Air pollution levels in India's capital hit record high
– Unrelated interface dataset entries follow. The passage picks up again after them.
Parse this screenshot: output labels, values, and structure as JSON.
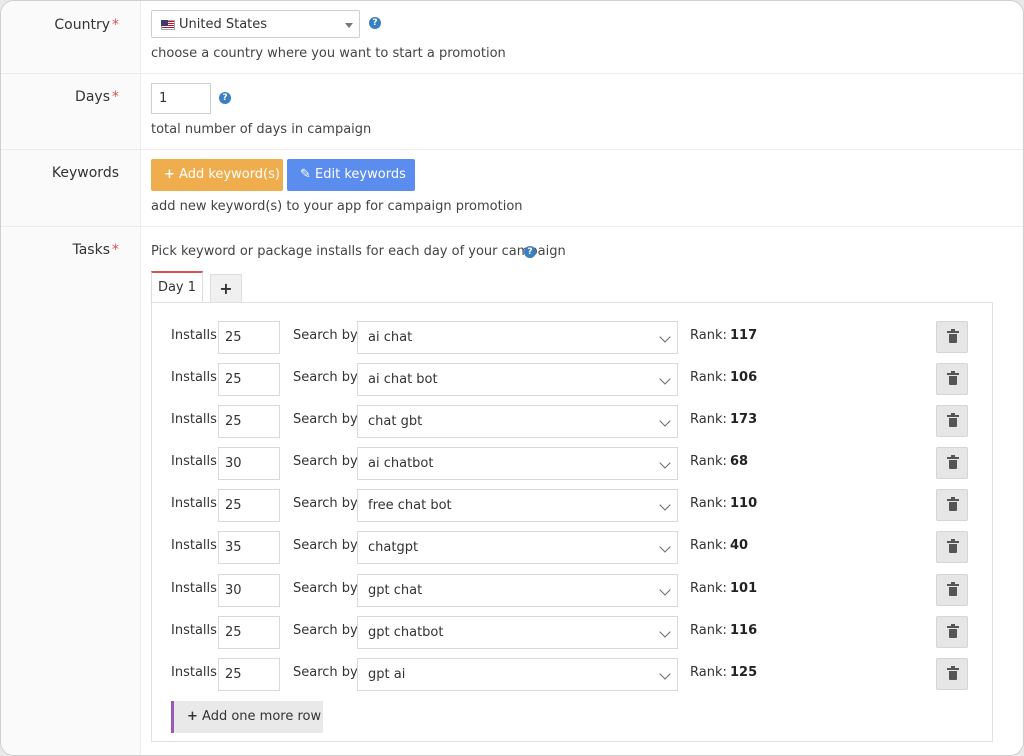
{
  "fields": {
    "country": {
      "label": "Country",
      "required_mark": "*",
      "value": "United States",
      "hint": "choose a country where you want to start a promotion"
    },
    "days": {
      "label": "Days",
      "required_mark": "*",
      "value": "1",
      "hint": "total number of days in campaign"
    },
    "keywords": {
      "label": "Keywords",
      "add_button": "Add keyword(s)",
      "edit_button": "Edit keywords",
      "hint": "add new keyword(s) to your app for campaign promotion"
    },
    "tasks": {
      "label": "Tasks",
      "required_mark": "*",
      "hint": "Pick keyword or package installs for each day of your campaign"
    }
  },
  "help_icon": "?",
  "tabs": {
    "active": "Day 1",
    "add": "+"
  },
  "row_labels": {
    "installs": "Installs",
    "search_by": "Search by",
    "rank": "Rank:"
  },
  "rows": [
    {
      "installs": "25",
      "keyword": "ai chat",
      "rank": "117"
    },
    {
      "installs": "25",
      "keyword": "ai chat bot",
      "rank": "106"
    },
    {
      "installs": "25",
      "keyword": "chat gbt",
      "rank": "173"
    },
    {
      "installs": "30",
      "keyword": "ai chatbot",
      "rank": "68"
    },
    {
      "installs": "25",
      "keyword": "free chat bot",
      "rank": "110"
    },
    {
      "installs": "35",
      "keyword": "chatgpt",
      "rank": "40"
    },
    {
      "installs": "30",
      "keyword": "gpt chat",
      "rank": "101"
    },
    {
      "installs": "25",
      "keyword": "gpt chatbot",
      "rank": "116"
    },
    {
      "installs": "25",
      "keyword": "gpt ai",
      "rank": "125"
    }
  ],
  "add_row_button": "Add one more row",
  "icons": {
    "add": "plus-icon",
    "edit": "edit-icon",
    "delete": "trash-icon",
    "help": "question-circle-icon"
  },
  "colors": {
    "add_button": "#f0ad4e",
    "edit_button": "#5b8def",
    "required": "#d9534f",
    "help": "#3a7fc1"
  }
}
<p>Tourists visiting the Indian capital face a new challenge. They can still visit landmarks such as Jama Masjid, the city’s Grand Mosque, but it is barely possible to see them through the thick smog.</p> <p>And as well as donning modest garments, visitors have started wearing masks, too.</p> <p>However, whilst they have the option to leave, locals are stuck breathing in the harmful particulates.</p> <h3>Schools closed</h3> <p>Over 4,000 schools in <a href="http://www.euronews.com/2017/11/10/delhi-air-pollution-hits-danger-levels">New Dehli</a> have been closed after levels of air pollution hit a record high.</p> <p>The <a href="http://aqicn.org/map/world/">Air Quality Index</a>, which measures the concentration of poisonous particulate matter in the air, stands at 614, over 6 times the level considered safe. The maximum reading on the scale is 500.</p> <p><blockquote class="twitter-tweet" data-lang="en"><p lang="en" dir="ltr">Check <a href="https://twitter.com/UrbanEmissions?ref_src=twsrc%5Etfw"><code>UrbanEmissions</a> forecast for PM2.5 across India, and pay attention to the northern India (Indo-Gangetic Plain) <a href="https://twitter.com/hashtag/IndiaAQ?src=hash&ref_src=twsrc%5Etfw">#IndiaAQ</a> <a href="https://t.co/ebCVKtEjKe">pic.twitter.com/ebCVKtEjKe</a></p>— Air Quality in India (</code>airqualityindia) <a href="https://twitter.com/airqualityindia/status/929533049129357312?ref_src=twsrc%5Etfw">November 12, 2017</a></blockquote><br /> <script async src="https://platform.twitter.com/widgets.js" charset="utf-8"></script></p> <p>“You can see if you run or if you cycle, the amount of pressure you have to exert to breathe in, is tremendously high,” explains local resident, Subhankar Tomar.</p> <h3>Chaos on the roads</h3> <p>On the roads, visibility is poor, and drivers struggle to make out the break lights of vehicles in front of them, causing accidents and several highway pile-ups.</p> <h3>A gas chamber</h3> <p>The dense smog, a combination of vehicle emissions, industrial pollution and crop burning, is packed even tighter together in the cold weather.</p> <p>However it is difficult to <a href="http://www.euronews.com/2017/10/23/new-london-emissions-charge-comes-into-force">regulate all these factors</a>, as India’s system of governance is highly decentralised.</p> <p><blockquote class="twitter-tweet" data-lang="en"><p lang="en" dir="ltr"><a href="https://t.co/HOWcv4DZXL">https://t.co/HOWcv4DZXL</a> Delhi is blanketed with toxic smog. Why? Here’s a quick summary of the politics.</p>— Julian Marshall (@MarshallJulian) <a href="https://twitter.com/MarshallJulian/status/929571177785204736?ref_src=twsrc%5Etfw">November 12, 2017</a></blockquote><br /> <script async src="https://platform.twitter.com/widgets.js" charset="utf-8"></script></p> <p>As the authorities struggle to get to grips with the problem, New Delhi’s chief minister has described the city as “a gas chamber.”</p>